Inlaid on the front of the altar is a superb Byzantine design, with the urn of memory standing at the center. The urn symbolically contains the ashes of death, but by a perpetual miracle there springs from it the luxuriant foliage of a living vine. On either side of the urn stand peacocks, popular embodiments of hope for immortality, witnessing the miracle of life coming from apparent death.
In the chancel space around the altar, carved in the canopy above the altar and looking down, are winged, child-faced cherubs, recalling the gospel words, "Beware of feeling scornful of one single little child. For I tell you that in heaven their angels have continuous access to My Father who is in heaven."
The most intense and striking concentration of symbolism in the Chapel is seen in the chancel window (to the west), directly above the altar and its canopy. The window was the creation of Charles J. Connick of Boston, America's greatest colorist in glass. The circles in the lower lancets present the names and symbols of Jesus' disciples. At the very center of this tier are the medallions of John the Baptizer and Elijah the Prophet. Thus Jesus himself is placed in the succession of Jewish prophets.
In the second row of lancets, at the top center, are the symbols of the great apostles: James of Jerusalem, Paul of Tarsus, and Peter. The two windows at either end of this range carry the four creature symbols which the Jews and early Christians used apocalyptically, but which patristic and medieval writers associated with the four evangelists.
In the traceries above appear range on range of celestial creatures, nine pairs of them, grouped about the Agnus Dei, the Lamb of God, at the center. Here are Seraphim with hearts, Cherubim with book, Thrones and Dominions, Principalities and Virtues clad in full panoply, and Powers with tiny imps of Satan chained to their feet. Angel organists and trumpeters provide musical accompaniment for the celestial pageant.
The chancel window, then, is a sort of comprehensive spectacle of the whole New Testament, beginning with the kingdom activities of Jesus and his friends in Palestine, continuing with the hellenized reinterpretation of primitive Christianity to the gentile world by Apostles and evangelists, and ending with the apocalyptic visions of the Patmos seer, in which choirs of angels and archangels united to ascribe: "Blessing and honor and glory and power to him who is seated on the throne and to the lamb for ever and ever." A vision of heavenly worship is the colorful climax of the Chapel symbolism.
You are warmly invited to use Bond Chapel as a place of individual meditation or prayer when it is not in use for an event.
This text is based in part on a talk by Professor Harold R. Willoughby, delivered on May 2, 1939, in Bond Chapel.
Reserving Bond Chapel for Events
Events at Bond Chapel, including weddings and other ceremonies, are managed by the Dean and staff at Rockefeller Chapel (in collaboration with the Divinity School).
For information about weddings, including eligibility, please see Weddings at Rockefeller Chapel and Bond Chapel
When classes are in session, every Wednesday at 11:30 a brief interfaith gathering is held in Bond Chapel.

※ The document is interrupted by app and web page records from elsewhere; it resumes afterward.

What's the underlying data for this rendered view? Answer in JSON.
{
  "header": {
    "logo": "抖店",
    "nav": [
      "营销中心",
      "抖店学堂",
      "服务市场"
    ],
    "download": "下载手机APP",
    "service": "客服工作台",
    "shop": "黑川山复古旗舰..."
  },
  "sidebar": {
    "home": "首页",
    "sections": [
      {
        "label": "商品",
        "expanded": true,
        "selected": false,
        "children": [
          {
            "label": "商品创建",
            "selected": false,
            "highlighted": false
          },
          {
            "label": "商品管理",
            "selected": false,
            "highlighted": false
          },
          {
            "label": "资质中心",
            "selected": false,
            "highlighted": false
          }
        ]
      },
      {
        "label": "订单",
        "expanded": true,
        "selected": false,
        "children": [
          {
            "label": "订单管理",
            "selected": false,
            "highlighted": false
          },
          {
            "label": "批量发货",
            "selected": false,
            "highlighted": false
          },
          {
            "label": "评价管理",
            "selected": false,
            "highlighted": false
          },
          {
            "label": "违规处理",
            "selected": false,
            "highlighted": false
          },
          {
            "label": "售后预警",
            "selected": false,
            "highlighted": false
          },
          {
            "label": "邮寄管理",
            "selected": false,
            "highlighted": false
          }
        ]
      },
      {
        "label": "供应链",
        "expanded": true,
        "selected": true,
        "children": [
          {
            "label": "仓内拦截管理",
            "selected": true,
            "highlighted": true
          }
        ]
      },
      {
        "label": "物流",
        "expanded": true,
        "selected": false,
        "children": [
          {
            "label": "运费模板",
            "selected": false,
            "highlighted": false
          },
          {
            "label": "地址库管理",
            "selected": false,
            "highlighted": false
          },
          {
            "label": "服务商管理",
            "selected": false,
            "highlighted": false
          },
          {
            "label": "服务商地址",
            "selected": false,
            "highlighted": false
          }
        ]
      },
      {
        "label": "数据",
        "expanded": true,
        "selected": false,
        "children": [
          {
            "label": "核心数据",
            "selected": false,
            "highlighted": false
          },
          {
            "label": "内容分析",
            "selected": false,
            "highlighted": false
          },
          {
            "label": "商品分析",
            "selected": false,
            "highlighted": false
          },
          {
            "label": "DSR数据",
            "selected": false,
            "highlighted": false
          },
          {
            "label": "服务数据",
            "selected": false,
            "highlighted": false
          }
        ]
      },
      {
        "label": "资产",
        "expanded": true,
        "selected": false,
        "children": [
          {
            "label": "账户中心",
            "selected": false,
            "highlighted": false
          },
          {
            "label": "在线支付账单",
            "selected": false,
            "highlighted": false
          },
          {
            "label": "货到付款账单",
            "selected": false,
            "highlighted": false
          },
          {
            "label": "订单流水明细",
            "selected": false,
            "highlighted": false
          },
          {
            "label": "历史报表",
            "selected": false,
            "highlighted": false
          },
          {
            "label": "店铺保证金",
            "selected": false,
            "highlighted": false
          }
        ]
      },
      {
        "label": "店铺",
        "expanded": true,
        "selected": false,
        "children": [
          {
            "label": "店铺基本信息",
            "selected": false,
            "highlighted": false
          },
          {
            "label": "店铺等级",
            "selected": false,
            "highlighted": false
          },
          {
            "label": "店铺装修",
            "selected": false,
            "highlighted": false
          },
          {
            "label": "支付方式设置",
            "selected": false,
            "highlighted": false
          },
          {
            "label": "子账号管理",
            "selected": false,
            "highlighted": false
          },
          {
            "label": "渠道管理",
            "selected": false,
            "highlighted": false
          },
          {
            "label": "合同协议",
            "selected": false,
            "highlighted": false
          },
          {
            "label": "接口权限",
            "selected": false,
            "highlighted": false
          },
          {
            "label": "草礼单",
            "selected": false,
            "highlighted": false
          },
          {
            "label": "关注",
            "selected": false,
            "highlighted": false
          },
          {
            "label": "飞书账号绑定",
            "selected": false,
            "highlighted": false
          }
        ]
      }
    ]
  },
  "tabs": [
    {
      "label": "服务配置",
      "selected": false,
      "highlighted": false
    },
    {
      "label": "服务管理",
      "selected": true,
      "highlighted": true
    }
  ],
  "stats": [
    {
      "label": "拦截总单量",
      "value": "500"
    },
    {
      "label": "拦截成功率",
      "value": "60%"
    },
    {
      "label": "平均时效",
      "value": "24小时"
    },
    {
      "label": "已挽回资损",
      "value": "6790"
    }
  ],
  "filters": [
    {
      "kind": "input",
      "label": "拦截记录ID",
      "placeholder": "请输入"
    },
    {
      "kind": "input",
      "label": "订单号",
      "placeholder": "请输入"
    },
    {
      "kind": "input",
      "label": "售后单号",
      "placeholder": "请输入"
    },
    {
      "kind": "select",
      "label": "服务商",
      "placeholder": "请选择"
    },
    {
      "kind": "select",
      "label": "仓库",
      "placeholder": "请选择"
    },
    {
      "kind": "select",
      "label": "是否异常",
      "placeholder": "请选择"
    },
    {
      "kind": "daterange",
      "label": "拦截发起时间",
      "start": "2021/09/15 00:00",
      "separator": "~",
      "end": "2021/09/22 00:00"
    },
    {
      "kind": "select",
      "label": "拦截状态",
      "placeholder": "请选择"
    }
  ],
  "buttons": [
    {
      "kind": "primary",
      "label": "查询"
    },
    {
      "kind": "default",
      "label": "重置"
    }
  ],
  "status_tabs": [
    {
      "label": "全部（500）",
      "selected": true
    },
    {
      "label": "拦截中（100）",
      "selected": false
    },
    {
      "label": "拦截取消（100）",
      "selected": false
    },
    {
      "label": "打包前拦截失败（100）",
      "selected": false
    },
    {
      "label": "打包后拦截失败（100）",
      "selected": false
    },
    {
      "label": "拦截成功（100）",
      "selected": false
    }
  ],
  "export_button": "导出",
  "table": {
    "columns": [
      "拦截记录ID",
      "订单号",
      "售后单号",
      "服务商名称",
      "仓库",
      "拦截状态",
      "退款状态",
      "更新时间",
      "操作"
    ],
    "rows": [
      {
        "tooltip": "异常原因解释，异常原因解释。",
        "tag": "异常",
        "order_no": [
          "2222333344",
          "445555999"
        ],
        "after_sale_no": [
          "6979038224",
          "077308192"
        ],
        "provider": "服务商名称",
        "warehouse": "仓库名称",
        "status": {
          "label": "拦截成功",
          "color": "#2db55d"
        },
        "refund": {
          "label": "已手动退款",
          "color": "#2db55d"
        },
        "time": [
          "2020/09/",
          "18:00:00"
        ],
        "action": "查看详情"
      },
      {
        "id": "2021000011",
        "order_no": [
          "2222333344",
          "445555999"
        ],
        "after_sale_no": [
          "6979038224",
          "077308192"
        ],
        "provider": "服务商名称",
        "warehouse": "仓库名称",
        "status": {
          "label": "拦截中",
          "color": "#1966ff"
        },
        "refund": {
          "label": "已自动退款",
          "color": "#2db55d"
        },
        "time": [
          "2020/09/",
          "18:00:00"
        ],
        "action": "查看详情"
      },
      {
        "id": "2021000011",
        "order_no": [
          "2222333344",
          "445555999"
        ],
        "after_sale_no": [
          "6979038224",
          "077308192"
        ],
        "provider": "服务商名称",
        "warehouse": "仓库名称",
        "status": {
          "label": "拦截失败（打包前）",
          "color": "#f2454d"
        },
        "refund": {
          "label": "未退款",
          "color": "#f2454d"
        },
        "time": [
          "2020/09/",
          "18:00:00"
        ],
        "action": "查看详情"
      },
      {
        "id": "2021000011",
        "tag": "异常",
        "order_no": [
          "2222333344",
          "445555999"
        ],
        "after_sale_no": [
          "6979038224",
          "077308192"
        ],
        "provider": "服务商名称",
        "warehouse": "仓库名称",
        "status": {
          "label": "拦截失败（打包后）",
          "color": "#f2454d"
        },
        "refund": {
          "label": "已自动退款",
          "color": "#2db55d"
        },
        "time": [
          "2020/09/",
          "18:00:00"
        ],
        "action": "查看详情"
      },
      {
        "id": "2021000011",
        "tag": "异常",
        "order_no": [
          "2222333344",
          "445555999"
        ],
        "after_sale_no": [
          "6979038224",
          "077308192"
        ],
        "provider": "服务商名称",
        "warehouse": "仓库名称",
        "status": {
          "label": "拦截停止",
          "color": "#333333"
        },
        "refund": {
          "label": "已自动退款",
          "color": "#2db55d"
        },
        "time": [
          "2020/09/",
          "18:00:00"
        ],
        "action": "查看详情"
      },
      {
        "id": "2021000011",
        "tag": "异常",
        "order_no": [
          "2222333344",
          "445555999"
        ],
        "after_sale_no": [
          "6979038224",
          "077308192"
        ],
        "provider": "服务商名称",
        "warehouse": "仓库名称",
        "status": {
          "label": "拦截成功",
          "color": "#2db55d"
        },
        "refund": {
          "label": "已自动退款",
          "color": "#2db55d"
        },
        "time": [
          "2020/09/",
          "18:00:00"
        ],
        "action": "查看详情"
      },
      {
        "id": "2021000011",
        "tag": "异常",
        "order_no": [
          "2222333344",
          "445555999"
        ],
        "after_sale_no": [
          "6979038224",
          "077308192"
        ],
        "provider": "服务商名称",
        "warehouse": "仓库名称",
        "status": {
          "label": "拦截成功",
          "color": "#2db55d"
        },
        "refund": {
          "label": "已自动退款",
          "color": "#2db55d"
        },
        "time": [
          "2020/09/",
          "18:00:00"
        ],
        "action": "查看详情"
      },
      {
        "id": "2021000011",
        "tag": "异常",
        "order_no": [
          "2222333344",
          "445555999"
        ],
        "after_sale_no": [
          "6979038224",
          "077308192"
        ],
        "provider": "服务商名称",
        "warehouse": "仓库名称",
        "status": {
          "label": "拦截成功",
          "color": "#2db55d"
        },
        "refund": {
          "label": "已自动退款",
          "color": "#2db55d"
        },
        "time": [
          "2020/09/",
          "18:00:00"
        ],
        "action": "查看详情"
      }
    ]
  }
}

The service is co-sponsored by the Divinity School and Rockefeller Memorial Chapel, and planned by a student-led committee. Students, faculty, and staff serve as preachers. These Wednesday services offer hospitable space and a welcoming community in which to pause, reflect, wonder, and pray. All are welcome.
The students who plan our services meet regularly to talk about our goals as a worshipping community. You are welcome to add your voice to our planning committee, so that we may continue to provide a worship experience that connects with the needs of our community.
For more information about Wednesday worship, please contact McKinna Daugherty at email@example.com.